=== ACTIVITY ===
Among the lines below, how many have the word "Components"? The reply is that number alone.

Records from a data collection
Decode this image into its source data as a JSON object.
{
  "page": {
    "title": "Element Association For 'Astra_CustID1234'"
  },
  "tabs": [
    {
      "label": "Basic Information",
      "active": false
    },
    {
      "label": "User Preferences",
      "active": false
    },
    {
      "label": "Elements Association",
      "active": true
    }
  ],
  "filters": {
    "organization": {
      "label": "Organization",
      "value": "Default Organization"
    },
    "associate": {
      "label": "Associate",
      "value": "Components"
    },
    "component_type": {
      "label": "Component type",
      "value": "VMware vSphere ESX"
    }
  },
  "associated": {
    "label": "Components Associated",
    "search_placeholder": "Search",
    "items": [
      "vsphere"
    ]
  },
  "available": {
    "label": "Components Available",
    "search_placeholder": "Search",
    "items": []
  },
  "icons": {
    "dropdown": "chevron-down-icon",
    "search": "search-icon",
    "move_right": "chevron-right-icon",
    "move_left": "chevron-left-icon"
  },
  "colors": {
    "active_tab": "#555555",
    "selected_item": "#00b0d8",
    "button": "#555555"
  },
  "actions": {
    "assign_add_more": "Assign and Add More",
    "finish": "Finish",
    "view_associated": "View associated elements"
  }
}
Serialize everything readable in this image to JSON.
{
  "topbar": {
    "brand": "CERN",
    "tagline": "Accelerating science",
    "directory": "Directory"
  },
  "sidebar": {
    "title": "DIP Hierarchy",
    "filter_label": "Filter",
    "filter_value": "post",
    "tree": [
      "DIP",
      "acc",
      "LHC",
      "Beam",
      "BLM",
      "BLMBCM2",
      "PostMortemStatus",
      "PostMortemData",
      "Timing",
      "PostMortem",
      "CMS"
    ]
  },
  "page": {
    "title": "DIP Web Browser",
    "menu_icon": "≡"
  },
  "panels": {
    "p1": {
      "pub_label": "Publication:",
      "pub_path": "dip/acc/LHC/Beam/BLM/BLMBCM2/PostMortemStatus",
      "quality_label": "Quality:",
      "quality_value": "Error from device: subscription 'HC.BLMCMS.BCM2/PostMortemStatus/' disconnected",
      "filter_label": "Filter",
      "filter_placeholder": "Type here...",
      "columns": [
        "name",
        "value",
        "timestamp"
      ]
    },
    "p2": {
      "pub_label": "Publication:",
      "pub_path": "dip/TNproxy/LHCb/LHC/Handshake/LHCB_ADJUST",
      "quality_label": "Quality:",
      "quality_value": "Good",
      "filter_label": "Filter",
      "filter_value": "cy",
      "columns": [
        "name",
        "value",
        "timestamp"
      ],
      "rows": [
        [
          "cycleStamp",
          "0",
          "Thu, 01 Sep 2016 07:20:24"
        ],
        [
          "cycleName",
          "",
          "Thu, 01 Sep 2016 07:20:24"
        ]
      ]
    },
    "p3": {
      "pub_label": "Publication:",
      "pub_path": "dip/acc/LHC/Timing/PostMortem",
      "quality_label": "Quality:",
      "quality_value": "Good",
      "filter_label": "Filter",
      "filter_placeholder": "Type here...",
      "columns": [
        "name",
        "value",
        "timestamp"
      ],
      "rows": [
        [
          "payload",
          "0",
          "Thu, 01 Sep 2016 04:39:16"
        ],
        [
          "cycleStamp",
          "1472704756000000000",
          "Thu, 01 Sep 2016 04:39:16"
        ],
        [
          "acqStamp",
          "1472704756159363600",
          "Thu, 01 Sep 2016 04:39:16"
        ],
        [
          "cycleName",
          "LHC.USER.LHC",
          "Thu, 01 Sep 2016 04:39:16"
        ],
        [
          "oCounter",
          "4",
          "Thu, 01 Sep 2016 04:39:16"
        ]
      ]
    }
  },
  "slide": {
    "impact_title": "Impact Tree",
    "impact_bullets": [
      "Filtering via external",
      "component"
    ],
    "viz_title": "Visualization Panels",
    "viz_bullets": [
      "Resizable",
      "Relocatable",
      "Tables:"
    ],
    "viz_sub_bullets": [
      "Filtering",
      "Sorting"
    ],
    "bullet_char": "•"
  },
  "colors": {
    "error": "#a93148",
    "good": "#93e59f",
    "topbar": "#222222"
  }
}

=== TASK RESULT ===
3